PROMPT:
Copy each line below that includes "Point".

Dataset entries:
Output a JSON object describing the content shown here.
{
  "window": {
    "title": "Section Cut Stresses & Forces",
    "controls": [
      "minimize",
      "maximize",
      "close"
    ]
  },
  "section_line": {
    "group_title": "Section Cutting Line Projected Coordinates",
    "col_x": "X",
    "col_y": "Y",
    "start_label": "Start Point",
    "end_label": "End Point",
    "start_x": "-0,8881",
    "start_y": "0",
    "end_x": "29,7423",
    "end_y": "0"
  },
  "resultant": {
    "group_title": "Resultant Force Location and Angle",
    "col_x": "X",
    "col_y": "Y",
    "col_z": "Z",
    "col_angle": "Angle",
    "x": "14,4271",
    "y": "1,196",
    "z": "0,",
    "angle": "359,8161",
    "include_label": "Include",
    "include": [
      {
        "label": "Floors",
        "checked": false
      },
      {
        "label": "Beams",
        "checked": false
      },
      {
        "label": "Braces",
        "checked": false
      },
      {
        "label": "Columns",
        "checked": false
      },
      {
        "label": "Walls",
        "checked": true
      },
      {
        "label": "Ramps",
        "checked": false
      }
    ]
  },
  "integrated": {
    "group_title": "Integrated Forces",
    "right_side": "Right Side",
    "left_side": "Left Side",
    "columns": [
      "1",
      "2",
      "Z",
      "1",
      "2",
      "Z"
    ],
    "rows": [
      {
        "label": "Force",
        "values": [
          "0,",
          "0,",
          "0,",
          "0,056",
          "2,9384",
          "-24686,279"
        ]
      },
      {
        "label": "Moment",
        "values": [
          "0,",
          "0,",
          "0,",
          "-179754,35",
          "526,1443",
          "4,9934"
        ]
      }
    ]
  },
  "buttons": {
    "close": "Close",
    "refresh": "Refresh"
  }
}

COMPLETED EXERCISE:
    "start_label": "Start Point",
    "end_label": "End Point",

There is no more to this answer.